This indicator displays locations of predicted surface smoke concentrations from wildfires that are layered on top of county- and census tract-level measures of access to care and social vulnerability, health status, annual air quality levels, or population characteristics
Forecasted Air Quality
CDC’s Environmental Public Health Tracking Program collaborated with the National Aeronautics and Space Administration’s (NASA) Goddard Space Flight Center to develop this data set. The forecasts included in this indicator can help decision-makers and other stakeholders anticipate harmful air pollution exposures several days in advance. This composition forecast data set is a research-grade product and should be used only in circumstances where substantial error in the estimates does not pose a significant threat to human health or other operational priorities.
The health effects of air pollution are influenced by social, demographic, and economic factors. The Tracking Network allows users to analyze factors that may increase vulnerability to health effects including income, race and ethnicity, health insurance status, and age. Tracking air quality in a standard way over time can help us
- track potential exposures and evaluate health impacts.
- estimate the positive health impacts that could be achieved with a change in outdoor air quality.
- prioritize emission sources as potential targets for risk reduction activities and for further study.
- identify locations of interest for further investigation.
- assist public health practitioners and emergency responders identify populations at risk for exposure to wildfire smoke and make informed decisions before, during, and after wildfire smoke emergencies.
Read these success stories to learn about air quality related work happening in our funded Tracking Programs.

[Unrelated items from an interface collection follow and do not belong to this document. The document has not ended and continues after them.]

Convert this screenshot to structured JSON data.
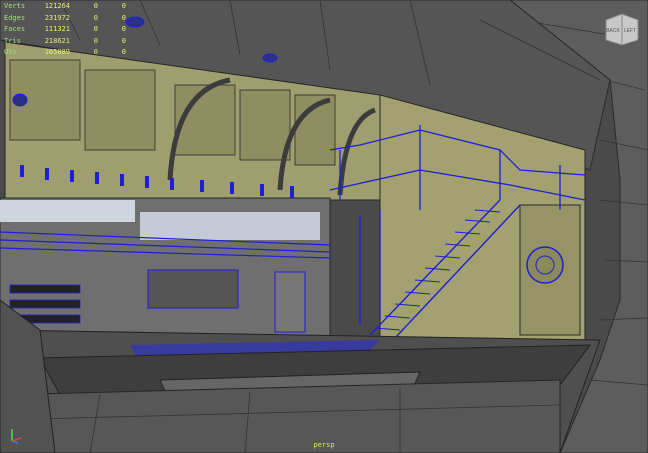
{
  "hud": {
    "rows": [
      {
        "label": "Verts",
        "v1": "121264",
        "v2": "0",
        "v3": "0"
      },
      {
        "label": "Edges",
        "v1": "231972",
        "v2": "0",
        "v3": "0"
      },
      {
        "label": "Faces",
        "v1": "111321",
        "v2": "0",
        "v3": "0"
      },
      {
        "label": "Tris",
        "v1": "218621",
        "v2": "0",
        "v3": "0"
      },
      {
        "label": "UVs",
        "v1": "165089",
        "v2": "0",
        "v3": "0"
      }
    ]
  },
  "viewcube": {
    "face_back": "BACK",
    "face_left": "LEFT"
  },
  "camera_label": "persp",
  "colors": {
    "wire": "#1f1fd6",
    "panel": "#9a9a6a",
    "hull": "#5b5b5b",
    "hud_text": "#e8f06a"
  }
}
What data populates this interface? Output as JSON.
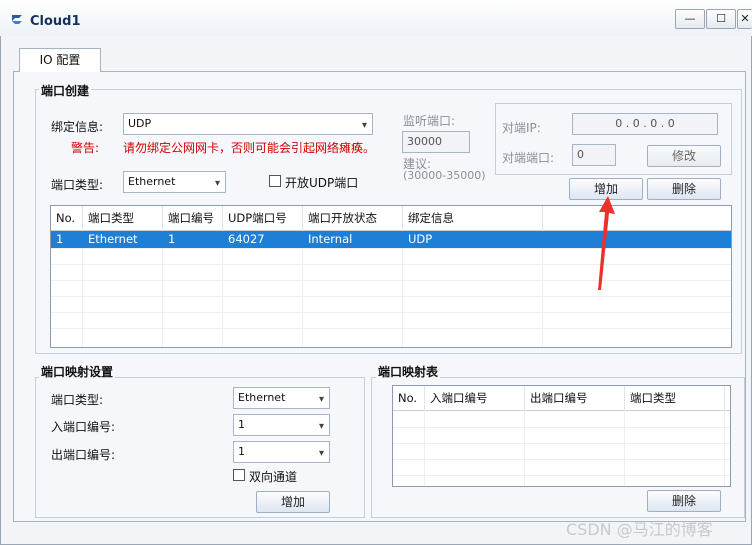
{
  "window": {
    "title": "Cloud1",
    "minimize_glyph": "—",
    "maximize_glyph": "☐",
    "close_glyph": "✕"
  },
  "tabs": [
    {
      "label": "IO 配置",
      "selected": true
    }
  ],
  "port_create": {
    "title": "端口创建",
    "bind_label": "绑定信息:",
    "bind_value": "UDP",
    "warning_label": "警告:",
    "warning_text": "请勿绑定公网网卡，否则可能会引起网络瘫痪。",
    "port_type_label": "端口类型:",
    "port_type_value": "Ethernet",
    "open_udp_label": "开放UDP端口",
    "listen_port_label": "监听端口:",
    "listen_port_value": "30000",
    "suggest_label": "建议:",
    "suggest_range": "(30000-35000)",
    "peer_ip_label": "对端IP:",
    "peer_ip_value": "0 . 0 . 0 . 0",
    "peer_port_label": "对端端口:",
    "peer_port_value": "0",
    "modify_button": "修改",
    "add_button": "增加",
    "delete_button": "删除",
    "table": {
      "columns": [
        "No.",
        "端口类型",
        "端口编号",
        "UDP端口号",
        "端口开放状态",
        "绑定信息"
      ],
      "rows": [
        [
          "1",
          "Ethernet",
          "1",
          "64027",
          "Internal",
          "UDP"
        ]
      ]
    }
  },
  "port_mapping_settings": {
    "title": "端口映射设置",
    "port_type_label": "端口类型:",
    "port_type_value": "Ethernet",
    "in_port_label": "入端口编号:",
    "in_port_value": "1",
    "out_port_label": "出端口编号:",
    "out_port_value": "1",
    "bidirectional_label": "双向通道",
    "add_button": "增加"
  },
  "port_mapping_table": {
    "title": "端口映射表",
    "columns": [
      "No.",
      "入端口编号",
      "出端口编号",
      "端口类型"
    ],
    "delete_button": "删除"
  },
  "watermark": "CSDN @马江的博客",
  "colors": {
    "selection": "#1e7fd6",
    "warning_red": "#d40000",
    "annotation_arrow": "#e8322b"
  }
}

- Air Quality
- Air Now (EPA)
- National Ambient Air Quality Standards (EPA)
- Wildfires, Climate, & Health